The PhD will require complex statistical techniques, including fixed effect models and structural equation modelling. Depending on the availability of consistent data across studies for specific research questions, the comparative dimension may rely on qualitative comparisons or meta analyses.

This studentship will be based in the accredited University of Essex DTC pathway “Applied Economics and Data Analysis”. The studentship would be for three years, beginning in October 2017.

References:

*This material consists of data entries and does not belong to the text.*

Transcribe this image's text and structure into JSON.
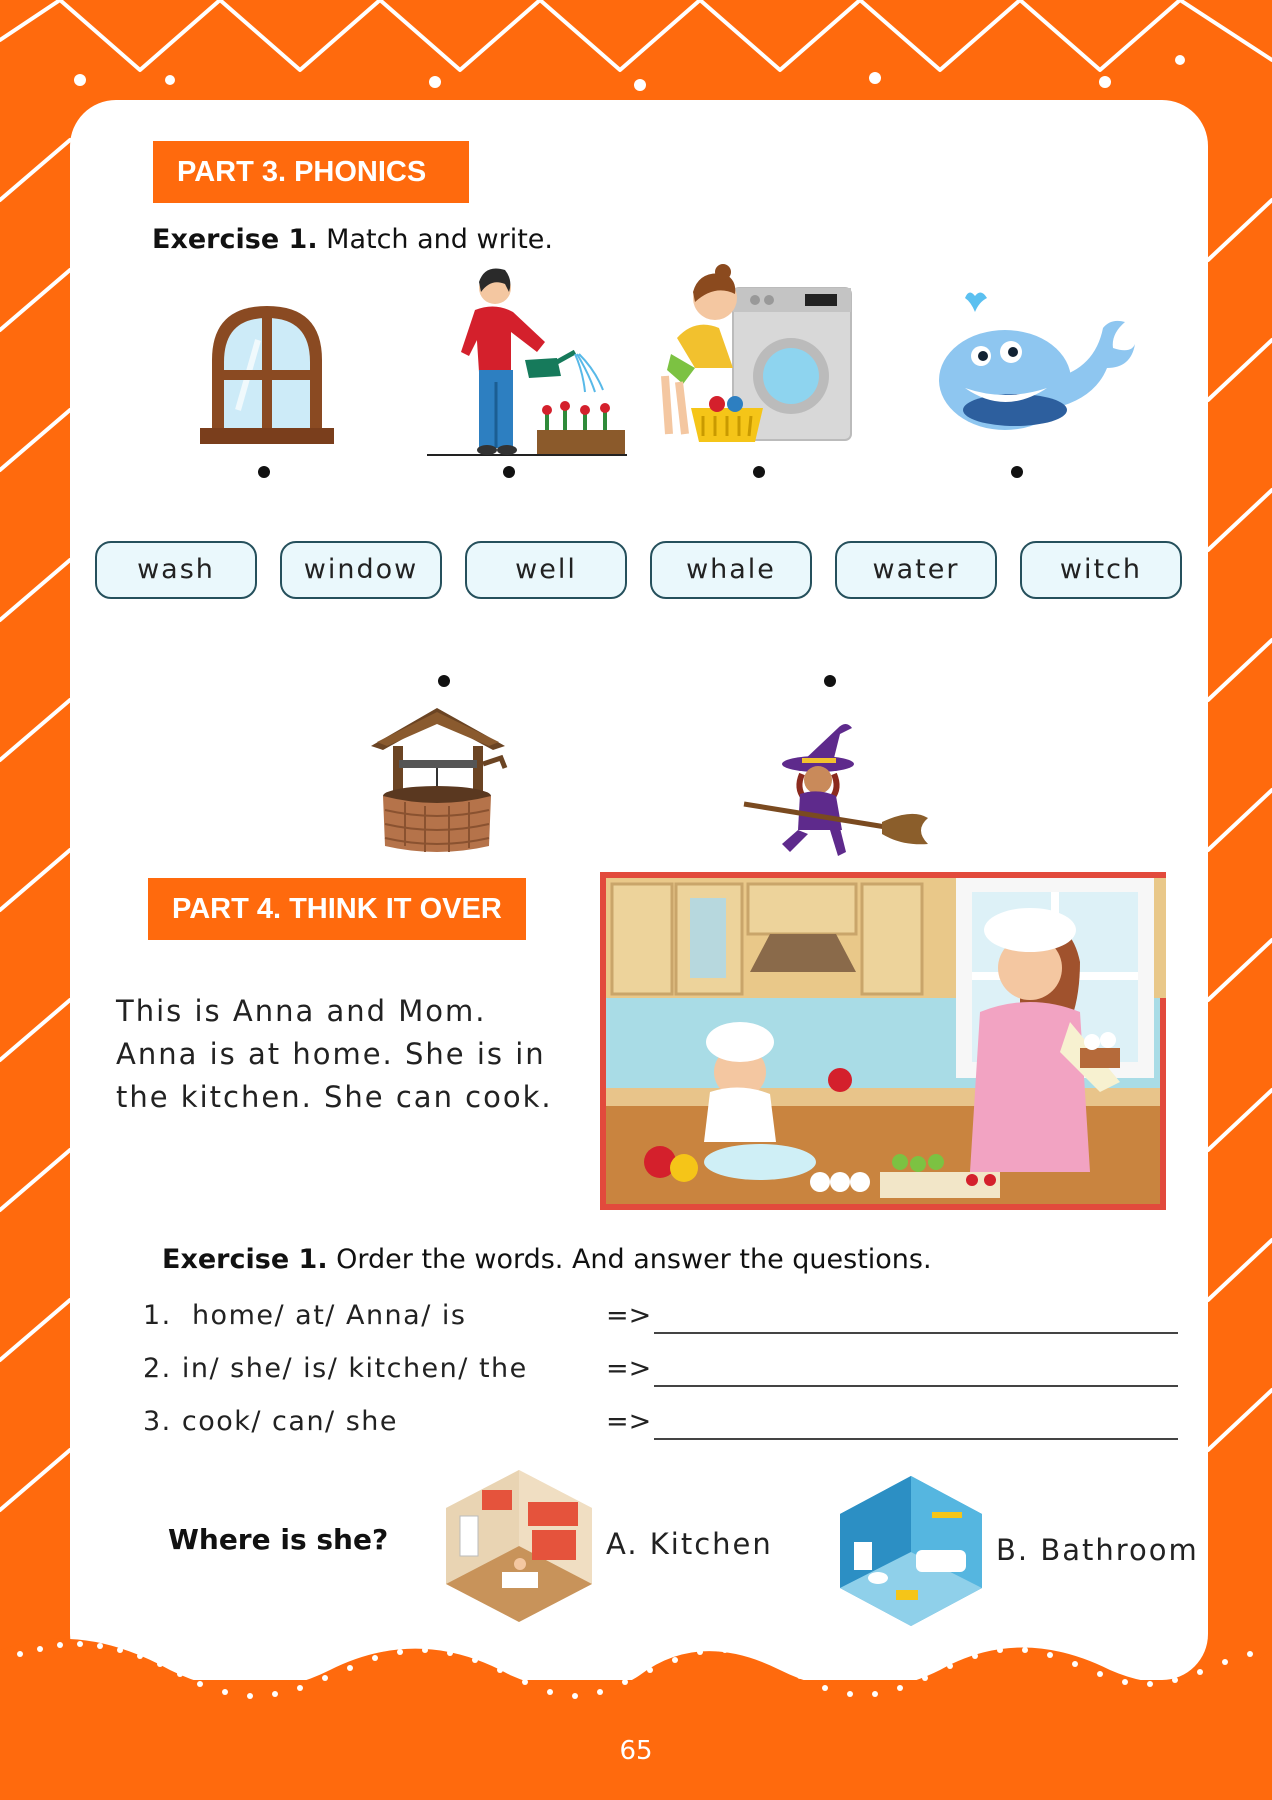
{
  "colors": {
    "brand_orange": "#FF6A0D",
    "word_box_fill": "#EAF8FC",
    "word_box_border": "#25505C"
  },
  "part3": {
    "banner": "PART 3. PHONICS",
    "exercise_label": "Exercise 1.",
    "exercise_text": " Match and write.",
    "pictures": [
      "window-icon",
      "woman-watering-plants-icon",
      "girl-washing-clothes-icon",
      "whale-icon",
      "wishing-well-icon",
      "witch-on-broom-icon"
    ],
    "words": [
      "wash",
      "window",
      "well",
      "whale",
      "water",
      "witch"
    ]
  },
  "part4": {
    "banner": "PART 4. THINK IT OVER",
    "story_line1": "This is Anna and Mom.",
    "story_line2": "Anna is at home. She is in",
    "story_line3": "the kitchen. She can cook.",
    "exercise_label": "Exercise 1.",
    "exercise_text": " Order the words. And answer the questions.",
    "questions": [
      {
        "num": "1.",
        "words": "home/ at/ Anna/ is",
        "arrow": "=>"
      },
      {
        "num": "2.",
        "words": "in/ she/ is/ kitchen/ the",
        "arrow": "=>"
      },
      {
        "num": "3.",
        "words": "cook/ can/ she",
        "arrow": "=>"
      }
    ],
    "where_question": "Where is she?",
    "choice_a": "A. Kitchen",
    "choice_b": "B. Bathroom"
  },
  "page_number": "65"
}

M.H. Brenner (1973) Mental Illness and the Economy, Harvard University Press, Cambridge.
Colman, G., & Dave, D. (2013). Exercise, physical activity, and exertion over the business cycle. Social Science and Medicine, 93(0), 11-20. doi: http://dx.doi.org/10.1016/j.socscimed.2013.05.032
D. Dave, I.R. Kelly (2012) “How does the business cycle affect eating habits?” Social Science & Medicine, 74 (2), pp. 254–262
A. Economou, A. Nikolaou, I. Theodossiou (2008) “Are recessions harmful to health after all?: evidence from the European Union” Journal of Economic Studies, 35 (5) (2008), pp. 368–384.
Evans-Lacko S, Knapp M, McCrone P, Thornicroft G, Mojtabai R (2013) “The Mental Health Consequences of the Recession: Economic Hardship and Employment of People with Mental Health Problems in 27 European Countries”. PLoS ONE 8(7): e69792. doi:10.1371/journal.pone.0069792
Gerdtham, U.-G., & Ruhm, C. J. (2006). “Deaths rise in good economic times: Evidence from the OECD”. Economics & Human Biology, 4(3), 298-316. doi: http://dx.doi.org/10.1016/j.ehb.2006.04.001
Neumayer, E. (2004). “Recessions lower (some) mortality rates:: evidence from Germany”. Social Science and Medicine, 58(6), 1037-1047. doi: http://dx.doi.org/10.1016/S0277-9536(03)00276-4
C.J. Ruhm (2000) ‘Are recessions good for your health?’ Q. J. Econ., 115 (2) (2000), pp. 617–650.